In the summer of 1937, a town fete was held in Woodbridge in Suffolk. There were floral displays, a cricket match, a concert, and, according to the posters proudly advertising the event, a ‘balloon competition’. In other words, there was absolutely nothing unusual or noteworthy about this quaint, community event. Yet the Woodbridge Floral Fete would indirectly change our entire view of British history, and yield historical riches beyond imagining.
It was here that a local woman named Edith Pretty got chatting with a local historian named Vincent Redstone. The conversation turned to her property, Sutton Hoo, a short distance from Woodbridge. Specifically, some interesting looking mounds on the estate. Might they conceal something more than mere earth, Mrs Pretty wondered?
In her early 50s, Edith Pretty was a worldly woman with a life-long fascination for history. The daughter of a rich Victorian industrialist, she’d travelled the world in her younger years, embarking on Egyptian expeditions and spending one Christmas Day at the Taj Mahal. Like many wealthy types of her era, she also had an interest in spiritualism and supernatural phenomenon. According to one popular story, Edith (or perhaps a friend of Edith’s) said she’d had a vision of ghostly figures of spear-holding soldiers marching over the land of Sutton Hoo, triggering her interest in the mounds and what they might contain.
Incredible treasures had been buried with this ship, including a sword and a gold belt buckle
That conversation at the Woodbridge Floral Fete set a chain of events into motion, with Vincent Redstone contacting his colleagues about Sutton Hoo. A self-taught Suffolk archaeologist and astronomer called Basil Brown was eventually commissioned to start delving into the estate. Brown was presumably intrigued at the possibilities of the estate, but he could never have anticipated excavating an immense ship-burial, every bit the equal of the great Viking ship-burials. The ship itself – like the body it had contained – had long since dissolved in the acidic soil, but Brown was able to carefully reveal its distinct shape, which showed it to have been 27 metres long. Incredible treasures had been buried with this ship, including a sword and a gold belt buckle featuring an intricate lattice of interwoven snakes. But it was on 28 July 1939 that the diggers found what would become the single most iconic Anglo-Saxon artefact of all time: the Sutton Hoo helmet.

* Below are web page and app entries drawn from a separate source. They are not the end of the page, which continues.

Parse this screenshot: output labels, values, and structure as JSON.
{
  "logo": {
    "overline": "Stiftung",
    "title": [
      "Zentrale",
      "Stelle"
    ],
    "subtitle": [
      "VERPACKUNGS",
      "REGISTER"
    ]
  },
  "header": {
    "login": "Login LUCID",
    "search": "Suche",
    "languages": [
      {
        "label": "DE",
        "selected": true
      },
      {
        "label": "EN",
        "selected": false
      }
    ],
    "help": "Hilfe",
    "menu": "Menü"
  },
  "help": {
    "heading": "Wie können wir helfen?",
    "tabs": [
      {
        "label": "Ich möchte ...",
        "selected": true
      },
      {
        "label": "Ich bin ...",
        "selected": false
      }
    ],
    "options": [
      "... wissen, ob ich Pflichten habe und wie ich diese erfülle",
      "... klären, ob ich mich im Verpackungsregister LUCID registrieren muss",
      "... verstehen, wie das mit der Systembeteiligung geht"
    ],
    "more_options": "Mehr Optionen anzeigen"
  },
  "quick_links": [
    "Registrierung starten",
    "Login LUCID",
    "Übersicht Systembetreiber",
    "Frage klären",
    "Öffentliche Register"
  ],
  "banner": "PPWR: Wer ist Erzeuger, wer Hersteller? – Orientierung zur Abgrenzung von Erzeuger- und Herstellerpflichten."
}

Except, the helmet was not a helmet when it was found. The ship-burial had evidently caved in at some point, shattering the artefact into hundreds of pieces. The diggers had an immensely complex jigsaw puzzle on their hands, but the hard work of piecing the helmet back together would pay off. Like the other precious items in the burial, the helmet is extravagantly decorated, and has the quality of an optical illusion. At first glance, the visage depicts a face, complete with a moustache, nose and eyebrows. But a closer inspection reveals these features actually make up a parallel image of a dragon in flight, with the moustache as its tail, the nose as its body, and the eyebrows as its wings. The eyebrows are also capped on either side by small, ominous boars’ heads.

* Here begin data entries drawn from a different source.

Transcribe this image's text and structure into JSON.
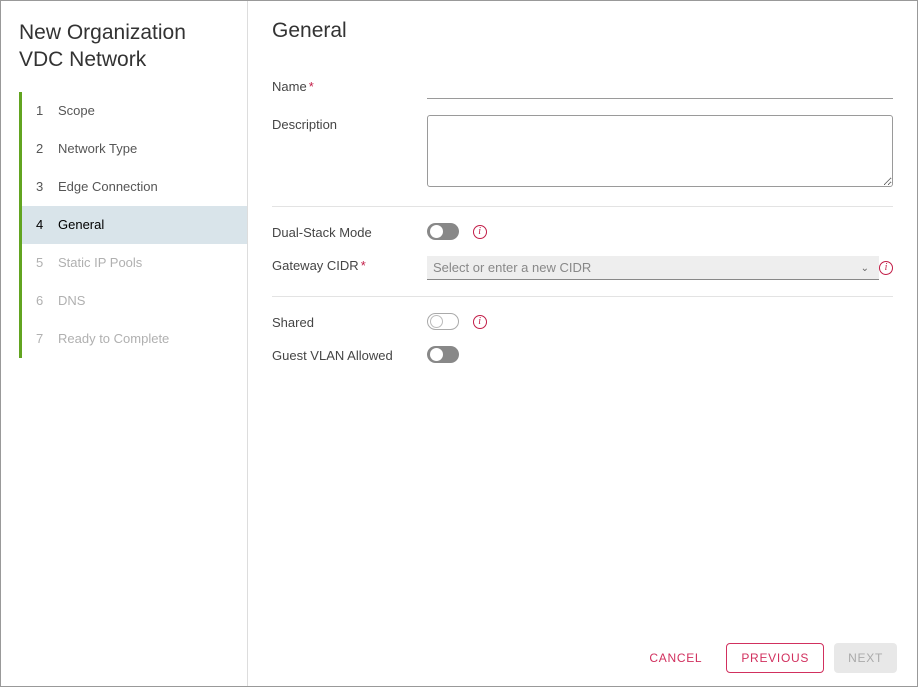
{
  "dialogTitle": "New Organization VDC Network",
  "steps": [
    {
      "num": "1",
      "label": "Scope",
      "state": "done"
    },
    {
      "num": "2",
      "label": "Network Type",
      "state": "done"
    },
    {
      "num": "3",
      "label": "Edge Connection",
      "state": "done"
    },
    {
      "num": "4",
      "label": "General",
      "state": "active"
    },
    {
      "num": "5",
      "label": "Static IP Pools",
      "state": "disabled"
    },
    {
      "num": "6",
      "label": "DNS",
      "state": "disabled"
    },
    {
      "num": "7",
      "label": "Ready to Complete",
      "state": "disabled"
    }
  ],
  "pageHeading": "General",
  "fields": {
    "name": {
      "label": "Name",
      "required": true,
      "value": ""
    },
    "description": {
      "label": "Description",
      "value": ""
    },
    "dualStack": {
      "label": "Dual-Stack Mode",
      "on": false,
      "info": true
    },
    "gatewayCidr": {
      "label": "Gateway CIDR",
      "required": true,
      "placeholder": "Select or enter a new CIDR",
      "info": true
    },
    "shared": {
      "label": "Shared",
      "on": false,
      "info": true
    },
    "guestVlan": {
      "label": "Guest VLAN Allowed",
      "on": false
    }
  },
  "buttons": {
    "cancel": "CANCEL",
    "previous": "PREVIOUS",
    "next": "NEXT"
  }
}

The helmet is emblazoned with enigmatic scenes, including panels depicting dancing warriors. Its elaborate design, and the presence of the other riches in the ship-burial, mean that it very likely belonged to a highly important Anglo-Saxon figure of the 7th Century. The prime suspect is Rædwald, King of East Anglia, whose life and reign are shrouded in mystery. There’s a frustrating lack of first-hand sources from his era, partly due to Viking invaders causing the destruction of monasteries containing tell-tale documents. One valuable surviving source is the Ecclesiastical History of the English People, which was composed in the 8th Century by the Benedictine monk known as the Venerable Bede. His writings are considered one of the most crucial treasure troves of information on the Anglo-Saxons.

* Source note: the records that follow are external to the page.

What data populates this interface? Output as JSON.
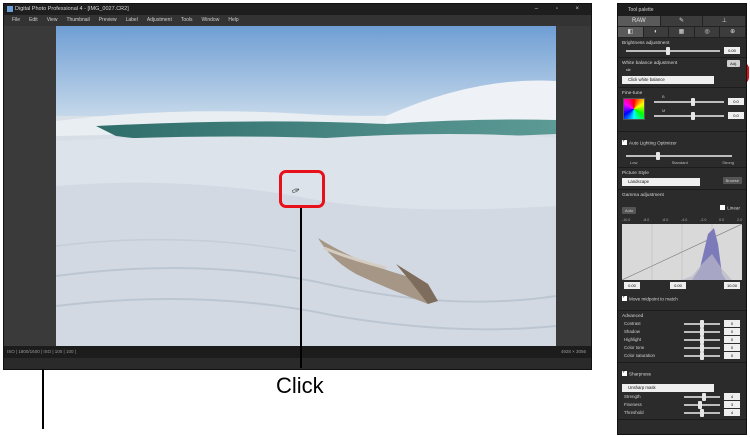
{
  "window": {
    "title": "Digital Photo Professional 4 - [IMG_0027.CR2]",
    "controls": "–  ▫  ×"
  },
  "menu": [
    "File",
    "Edit",
    "View",
    "Thumbnail",
    "Preview",
    "Label",
    "Adjustment",
    "Tools",
    "Window",
    "Help"
  ],
  "status": {
    "left": "ISO | 1800/1600 | ISO | 100 | 100 |",
    "right": "4928 × 3056"
  },
  "callout": {
    "click_label": "Click"
  },
  "palette": {
    "title": "Tool palette",
    "top_tabs": [
      "RAW",
      "✎",
      "⊥"
    ],
    "sub_tabs": [
      "◧",
      "◐",
      "▦",
      "◎",
      "⊕"
    ],
    "brightness": {
      "title": "Brightness adjustment",
      "value": "0.00",
      "position": 0.45
    },
    "white_balance": {
      "title": "White balance adjustment",
      "adj_button": "Adj.",
      "mode": "Click white balance"
    },
    "fine_tune": {
      "title": "Fine-tune",
      "b_label": "B",
      "b_value": "0.0",
      "m_label": "M",
      "m_value": "0.0",
      "b_position": 0.55,
      "m_position": 0.55
    },
    "alo": {
      "label": "Auto Lighting Optimizer",
      "levels": [
        "Low",
        "Standard",
        "Strong"
      ],
      "position": 0.3
    },
    "picture_style": {
      "title": "Picture Style",
      "value": "Landscape",
      "browse": "Browse"
    },
    "gamma": {
      "title": "Gamma adjustment",
      "auto_button": "Auto",
      "linear_label": "Linear",
      "ticks": [
        "-10.0",
        "-8.0",
        "-6.0",
        "-4.0",
        "-2.0",
        "0.0",
        "2.0"
      ],
      "in_min": "0.00",
      "mid": "0.00",
      "in_max": "10.00"
    },
    "move_midpoint": "Move midpoint to match",
    "advanced": {
      "title": "Advanced",
      "rows": [
        {
          "label": "Contrast",
          "value": "0",
          "position": 0.5
        },
        {
          "label": "Shadow",
          "value": "0",
          "position": 0.5
        },
        {
          "label": "Highlight",
          "value": "0",
          "position": 0.5
        },
        {
          "label": "Color tone",
          "value": "0",
          "position": 0.5
        },
        {
          "label": "Color saturation",
          "value": "0",
          "position": 0.5
        }
      ]
    },
    "sharpness": {
      "label": "Sharpness",
      "mode": "Unsharp mask",
      "rows": [
        {
          "label": "Strength",
          "value": "4",
          "position": 0.55
        },
        {
          "label": "Fineness",
          "value": "3",
          "position": 0.45
        },
        {
          "label": "Threshold",
          "value": "4",
          "position": 0.5
        }
      ]
    }
  }
}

While the helmet displays decorative flourishes that may reference the great Norse deity Odin, other objects in the burial have cross-shaped engravings
Thanks to Bede, we know Rædwald converted to Christianity, although he also permitted pagan worship to continue in his kingdom and personally kept two altars – one Christian and one pagan, in his temple. Tellingly, this religious dichotomy is reflected in the discoveries at Sutton Hoo. While the helmet displays decorative flourishes that may reference the great Norse deity Odin, other objects in the burial have cross-shaped engravings, while a pair of silver spoons are marked with the names ‘Saulos’ and ‘Paulos’ – possible references to the Biblical story of Saul’s conversion on the road to Damascus.
We also know that Rædwald was a warrior-king, who fought against the forces of a rival Anglo-Saxon monarch in what is known as the Battle of the River Idle around the year 616 – a confrontation that saw Rædwald’s own son slain. Rædwald himself is thought to have died around 624 – and potentially buried with the ship at Sutton Hoo.
Whether or not you believe the helmet belonged to this long-dead monarch, its significance goes beyond a connection to any one man. The face of the Sutton Helmet is the face of Anglo-Saxon England itself, gazing back at us across the gulf of centuries. And we might never have known about it if it wasn’t for that conversation at a town fete in 1937.